Kirra Beach caravan park retirees hope to stay as Minister questions council’s ‘financial motivation’
Residents committee members Rodney Pilling and Ray Bischoff hope to stay at the park. (ABC News: Michelle Rafferty)
Secret development plans could be behind the eviction of about 80 permanent residents living at a Gold Coast caravan park, Queensland Housing Minister Mick de Brenni says.
The Gold Coast City Council has told residents — some of whom have lived at the park for 30 years — that they would have to move to make room for more tourists at Kirra Beach Tourist Park.
However, Mr de Brenni is not convinced.
“It looks like there is actually more income derived from these permanent residents than there is from the peak holiday periods,” he said.
“The question I think Council needs to answer is it a financial motivation or is there some other motivation?

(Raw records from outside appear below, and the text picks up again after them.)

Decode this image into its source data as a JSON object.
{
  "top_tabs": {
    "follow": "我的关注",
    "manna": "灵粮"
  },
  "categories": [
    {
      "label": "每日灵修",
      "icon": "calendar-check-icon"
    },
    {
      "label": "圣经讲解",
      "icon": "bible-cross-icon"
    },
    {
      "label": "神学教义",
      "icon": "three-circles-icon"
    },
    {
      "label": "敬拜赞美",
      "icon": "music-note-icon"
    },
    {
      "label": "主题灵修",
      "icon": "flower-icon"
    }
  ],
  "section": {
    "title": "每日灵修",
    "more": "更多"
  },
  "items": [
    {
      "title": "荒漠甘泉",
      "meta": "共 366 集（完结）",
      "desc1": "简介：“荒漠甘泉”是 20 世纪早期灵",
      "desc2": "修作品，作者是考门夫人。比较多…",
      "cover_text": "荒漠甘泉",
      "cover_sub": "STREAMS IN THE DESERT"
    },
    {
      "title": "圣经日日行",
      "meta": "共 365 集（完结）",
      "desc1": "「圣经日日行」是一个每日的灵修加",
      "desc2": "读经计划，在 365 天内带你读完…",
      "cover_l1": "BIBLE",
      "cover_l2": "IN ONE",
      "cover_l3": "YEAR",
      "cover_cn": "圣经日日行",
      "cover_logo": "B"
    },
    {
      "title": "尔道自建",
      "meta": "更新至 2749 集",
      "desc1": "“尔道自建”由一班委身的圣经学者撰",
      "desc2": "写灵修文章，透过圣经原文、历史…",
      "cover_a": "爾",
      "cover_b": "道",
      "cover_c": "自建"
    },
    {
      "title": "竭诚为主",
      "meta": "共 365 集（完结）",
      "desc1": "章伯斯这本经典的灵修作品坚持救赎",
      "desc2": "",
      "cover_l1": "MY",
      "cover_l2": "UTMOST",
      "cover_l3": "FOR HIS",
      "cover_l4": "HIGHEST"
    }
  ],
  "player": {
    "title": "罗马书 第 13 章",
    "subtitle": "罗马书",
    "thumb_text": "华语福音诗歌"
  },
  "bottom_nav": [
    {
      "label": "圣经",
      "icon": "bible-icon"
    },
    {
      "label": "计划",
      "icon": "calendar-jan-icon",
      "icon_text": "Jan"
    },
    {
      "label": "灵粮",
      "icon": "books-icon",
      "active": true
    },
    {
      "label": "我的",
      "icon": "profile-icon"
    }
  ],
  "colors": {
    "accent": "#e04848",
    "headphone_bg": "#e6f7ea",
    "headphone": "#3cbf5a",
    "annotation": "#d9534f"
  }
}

“Is this about developing this land into something different — do they have plans for a shopping centre or something else.”
Mr de Brenni visited the park on Monday, spending an hour talking to impacted residents.
“There is a sense of widespread anxiety amongst the residents there,” he said.
“All of them are elderly, all of them are pensioners who are desperately worried about where they are going to live into the future.”
He said many had invested their life savings in their caravan or permanent home and could not afford to move elsewhere.
“I met Mal, who was a Vietnam chopper crewman — his wife is extremely ill — he has lived there for 27 years,” Mr de Brenni said.
“He doesn’t think his wife would survive a move.”
Council denies development plans
Kirra Beach Tourist Park residents committee member Rodney Pilling said his neighbour’s spirits had been lifted by Mr de Brenni’s visit.
“He [Mr de Brenni] was very proactive and showed a genuine interest in the people here and how they felt,” Mr Pilling said.
“You could see from his body language he could see what was going on here and he didn’t like it — he felt what was happening here was a bit unjust.”
Mr de Brenni will now write to the Gold Coast City Council asking for it to let the residents live out their remaining years at the park.
The Gold Coast City Council has denied to plans to develop the site for anything more than tourism.
In a statement to the ABC, the council said it planned to return the site back to what its names implies — a tourist park.
The council says it will take into account individual circumstances of residents. (ABC News: Michelle Rafferty)